Money Market Funds
This type of funds most usually invests in fixed income, short-term securities. Examples would be government bonds, T-bills (Treasury bills), banker’s acceptance, CD (certificates of deposit) and commercial paper. These are considered a safer form of investment, but also have a lower potential for return.
FACTOID: Commercial paper is a short-term debt issued by a corporation. This is usually done for purposes of funding accounts receivable or meeting short-term liabilities. Maturity is not longer than 270 days.
Fixed Income Funds
As they name says, these are investments that pay a fixed rate of return over a specified period. They can be compared to governments bonds, investment grade corporate bonds and high-yield bonds. The point of these funds is to generate capital regularly, accomplished mainly through generated interest. High-yield corporate bonds carry, in most instances, a higher degree of risk than comparable funds that hold only government or investment-grade bonds.
Equity funds invest in the stock market, and while they can generate substantial returns, they are also subject to a high degree of risk. It should be noted, there are different types of equity funds, some specializing in growth stocks (those types usually do not pay dividends), income funds (which as the name implies focus on stocks that pay dividends), value stocks, large-cap stocks, mid-cap stocks, small-cap stocks, or a variation of all of these funds, actually spreading the risk.
As the name implies, this type of funds seeks to hold a diversity of positions in equities and fixed income securities. This is designed to balance the risk/reward ration allowing greater potential growth while limiting the downside. While careful thought goes into the actually acquit ion, the initial selection is most often based on a formula or algorithm, which can help narrow the field. This type of fund would carry more risk than fixed income, but less than a fund based on pure equity. The actual split of acquisition will depend on whether the fund is aggressive or conservative.
An index fund will focus on the performance of a particular index, such as the S&P 500 Index. The actual value of the mutual funds will rise or fall as this index fluxgates in the marketplace. In most cases this type of fund will have lower costs to the investor since the management of same is less involved and requires less research.
Active Management compared to Passive Management
If the fund manager (or team) is actively involved, they are likely buying and selling investments in an attempt to stay ahead of (or outperform) the market or pre-determined benchmark. Conversely, a passively managed fund would have a portfolio of securities that are themselves designed to track the performance of the index they are watching. The actual holdings of the fund would be adjusted only if there is an adjustment within the components of the index itself.
These funds focus on specifics like commodities, real estate or companies that have a social cause behind them. Examples could be green (environmentally conscious) companies or those focused on human rights and diversity among races or medical research. They may also purposely steer award from investments that touch on alcohol and tobacco. They may also avoid companies that participate in military endeavors or weapons.

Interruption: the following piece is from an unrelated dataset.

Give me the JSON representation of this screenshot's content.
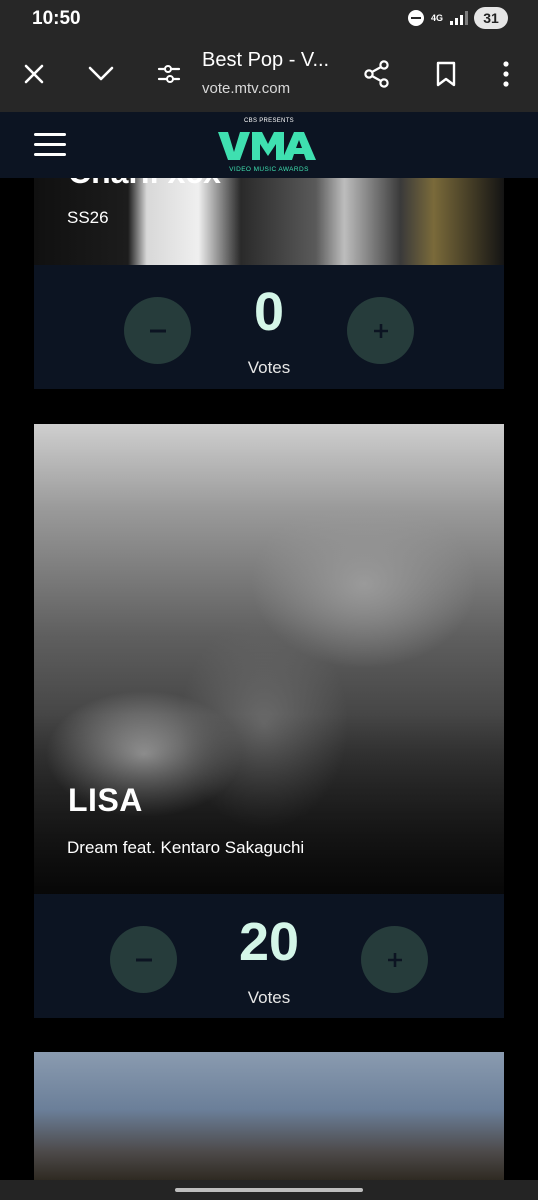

While most funds invest in specifics stocks, indexes or causes (as outlined above) there are also funds that simply invest in other funds they believe will rise in value. This type of fund could be compared to a balanced fund, making diversification a natural choice for an investor.
Before making an investment, it’s important you understand not only your own but the financial goals of the fund itself. While doing this, it’s important you understand the risk involved, then compare that to your level of risk vs. reward. It’s important to realize that while two funds may be of the same type, their risk, and potential return will likely not be the same. The savvy investor will take the time to not only do their own due diligence but seek the advice of a financial advisor before making any major decisions.
Style of Investing
While not always readily apparent without research, the portfolio manager will often have different approaches or mindsets concerning how they invest the fund’s assets. By spreading your money among different types of styles, which is another way to diversify your investments.
Four Approaches to Investing
This investing attempts to look at the larger economic picture, then find industries they feel will do well in that environment. They then make investments in those companies or (sometimes) companies within a country, they feel will thrive.
This investing focuses on companies that are performing well, no matter where they fit within the economy.
Combination of Approaches
When a portfolio manager handles a global position, they may seek a combination of if top-down and bottom-up approaches. This allows them the greatest flexibility to build out their portfolio of stocks.
This article is designed as a gateway for further study into the fascinating, sometimes frustrating world of investing.